– Check permission to make sure _postgres is both the user and group.  If not run this:
chown -R _postgres:_postgres /var/pgsql

– Verify it works by running:
sudo -u _postgres psql -U caldav

– Open and start all previously running services.

I manage a healthy number of servers, and this does not happen on all of them.  However it does happen to other people as targeted searches indicate, so I’m inclined to believe certain OS versions shipped with a bug that causes this.  I’ve run into something similar with the 10.7.3 combo update, but none of the rest of my 10.7.x servers have this issue.  They also came with different versions of OS X, though that’s a guess based on timing and not hard data.  If you’ve had this bug occur, it will probably occur again and I urge you to make a bootable clone after shutting down services prior to running security updates (there will be no more combo updates for 10.7.5, obviously.)

When it’s time to upgrade I will be starting from scratch in order to avoid migrating this bug, and I suggest you do the same!

clamd error on Mountain Lion Server

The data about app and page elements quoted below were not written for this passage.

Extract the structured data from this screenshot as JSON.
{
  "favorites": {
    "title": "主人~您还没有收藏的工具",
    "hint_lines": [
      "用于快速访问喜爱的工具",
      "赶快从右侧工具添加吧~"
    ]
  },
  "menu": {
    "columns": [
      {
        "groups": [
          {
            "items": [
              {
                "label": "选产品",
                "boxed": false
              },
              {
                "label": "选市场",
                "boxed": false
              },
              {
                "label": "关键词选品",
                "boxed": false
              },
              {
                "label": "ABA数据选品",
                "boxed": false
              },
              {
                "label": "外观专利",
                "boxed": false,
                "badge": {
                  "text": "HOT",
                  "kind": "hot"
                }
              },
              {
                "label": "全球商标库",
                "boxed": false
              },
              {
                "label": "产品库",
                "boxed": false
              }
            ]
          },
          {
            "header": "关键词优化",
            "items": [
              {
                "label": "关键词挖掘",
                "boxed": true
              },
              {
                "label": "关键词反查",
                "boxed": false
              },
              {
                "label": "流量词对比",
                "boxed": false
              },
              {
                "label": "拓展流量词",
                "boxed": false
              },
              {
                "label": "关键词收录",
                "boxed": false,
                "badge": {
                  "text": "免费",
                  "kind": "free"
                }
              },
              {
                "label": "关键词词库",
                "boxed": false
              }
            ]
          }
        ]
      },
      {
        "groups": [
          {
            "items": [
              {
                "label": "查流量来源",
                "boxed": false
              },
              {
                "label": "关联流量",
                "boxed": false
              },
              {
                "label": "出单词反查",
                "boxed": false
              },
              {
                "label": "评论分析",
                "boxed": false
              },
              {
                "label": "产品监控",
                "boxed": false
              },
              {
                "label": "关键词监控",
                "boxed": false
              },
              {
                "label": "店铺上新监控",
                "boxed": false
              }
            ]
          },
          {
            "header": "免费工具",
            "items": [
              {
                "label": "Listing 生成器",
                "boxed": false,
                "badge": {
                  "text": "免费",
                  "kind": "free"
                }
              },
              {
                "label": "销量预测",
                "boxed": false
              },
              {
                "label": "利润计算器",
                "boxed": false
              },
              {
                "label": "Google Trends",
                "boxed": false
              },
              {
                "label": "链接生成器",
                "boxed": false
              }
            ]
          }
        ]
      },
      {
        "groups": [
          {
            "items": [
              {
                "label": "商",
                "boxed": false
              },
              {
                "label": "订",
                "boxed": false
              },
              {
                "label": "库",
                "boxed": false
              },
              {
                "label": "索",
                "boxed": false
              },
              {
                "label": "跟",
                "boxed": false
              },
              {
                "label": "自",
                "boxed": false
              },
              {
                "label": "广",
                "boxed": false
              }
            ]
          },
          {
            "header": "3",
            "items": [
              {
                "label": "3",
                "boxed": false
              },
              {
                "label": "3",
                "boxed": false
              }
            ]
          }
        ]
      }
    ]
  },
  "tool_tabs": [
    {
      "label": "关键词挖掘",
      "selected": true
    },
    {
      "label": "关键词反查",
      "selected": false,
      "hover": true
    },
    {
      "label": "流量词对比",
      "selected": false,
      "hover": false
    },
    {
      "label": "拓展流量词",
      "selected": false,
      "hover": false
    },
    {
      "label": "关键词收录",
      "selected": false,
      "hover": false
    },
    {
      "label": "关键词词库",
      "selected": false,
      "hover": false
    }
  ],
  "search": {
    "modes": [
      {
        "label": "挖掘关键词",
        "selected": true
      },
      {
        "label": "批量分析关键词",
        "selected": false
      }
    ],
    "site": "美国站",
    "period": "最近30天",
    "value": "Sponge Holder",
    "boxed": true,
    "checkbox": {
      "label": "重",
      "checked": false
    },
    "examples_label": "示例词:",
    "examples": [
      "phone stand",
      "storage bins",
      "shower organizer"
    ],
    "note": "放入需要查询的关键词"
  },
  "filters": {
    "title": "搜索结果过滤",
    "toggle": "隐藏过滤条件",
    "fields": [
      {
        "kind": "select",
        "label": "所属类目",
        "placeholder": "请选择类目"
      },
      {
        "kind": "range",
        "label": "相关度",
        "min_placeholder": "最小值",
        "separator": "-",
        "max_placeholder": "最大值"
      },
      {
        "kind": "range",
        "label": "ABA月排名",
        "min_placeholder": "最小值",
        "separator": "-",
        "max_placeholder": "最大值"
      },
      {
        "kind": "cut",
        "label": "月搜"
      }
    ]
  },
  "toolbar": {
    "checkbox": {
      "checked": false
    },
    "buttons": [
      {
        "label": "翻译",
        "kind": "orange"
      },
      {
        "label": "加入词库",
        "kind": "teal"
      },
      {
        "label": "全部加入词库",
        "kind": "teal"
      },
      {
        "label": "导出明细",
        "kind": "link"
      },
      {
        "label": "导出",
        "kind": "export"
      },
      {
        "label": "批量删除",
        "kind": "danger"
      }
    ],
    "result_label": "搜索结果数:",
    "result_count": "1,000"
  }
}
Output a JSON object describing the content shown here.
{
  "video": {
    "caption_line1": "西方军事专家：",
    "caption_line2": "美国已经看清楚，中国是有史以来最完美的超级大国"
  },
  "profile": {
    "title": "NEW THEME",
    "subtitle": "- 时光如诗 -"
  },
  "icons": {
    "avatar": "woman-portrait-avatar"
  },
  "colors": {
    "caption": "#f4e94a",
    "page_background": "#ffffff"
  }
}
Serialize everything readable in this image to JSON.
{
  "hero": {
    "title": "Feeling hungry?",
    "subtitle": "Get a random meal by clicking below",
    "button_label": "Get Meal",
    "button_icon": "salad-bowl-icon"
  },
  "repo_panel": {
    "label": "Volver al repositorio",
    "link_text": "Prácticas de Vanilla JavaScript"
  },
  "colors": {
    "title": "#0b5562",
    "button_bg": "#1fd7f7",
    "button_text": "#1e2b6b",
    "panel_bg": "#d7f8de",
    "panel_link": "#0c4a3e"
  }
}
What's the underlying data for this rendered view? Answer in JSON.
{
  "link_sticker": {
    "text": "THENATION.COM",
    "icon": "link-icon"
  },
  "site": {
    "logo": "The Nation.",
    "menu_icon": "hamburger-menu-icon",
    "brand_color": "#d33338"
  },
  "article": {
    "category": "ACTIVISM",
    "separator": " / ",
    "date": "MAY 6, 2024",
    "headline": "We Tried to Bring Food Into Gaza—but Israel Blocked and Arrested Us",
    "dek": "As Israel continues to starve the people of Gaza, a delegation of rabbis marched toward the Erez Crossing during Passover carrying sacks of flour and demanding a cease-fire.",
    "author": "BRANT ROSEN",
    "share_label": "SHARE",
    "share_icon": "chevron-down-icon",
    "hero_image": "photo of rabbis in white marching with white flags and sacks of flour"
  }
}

On an install of OS X Server 10.8.5 Mountain Lion where mail services had not been used, I received the error from clamd “can’t open file or directory.”  There was no more information available in the /Library/Logs/Mail/clamav.log.

After a bunch of dead ends I was looking at the setup script (/Applications/ to find permissions for all items and stumbled across this:

# Set _clamav home to /var/clamav
`/usr/bin/dscl . -create /Users/_clamav NFSHomeDirectory /var/clamav`
`/usr/bin/dscl . -append /Groups/_amavisd GroupMembership _clamav`

Turns out /var/clamav didn’t exist!  Turned off Mail services and created the directory, set permissions, and fired it back up – no error.

I was root and already in /var so these commands are different from what I used, but they’re more universal and can be run directly after opening Terminal.

sudo mkdir /var/clamav

sudo chown _clamav:_clamav /var/clamav

1938 Cost of Living

Interesting, right?  But take a look at these figures compared to 2013 values.  First post contains the same prices adjusted to 2013 dollars, the next one (by cbartlett) adds actual 2013 prices of those same items, and the third normalizes the values to average (median) income.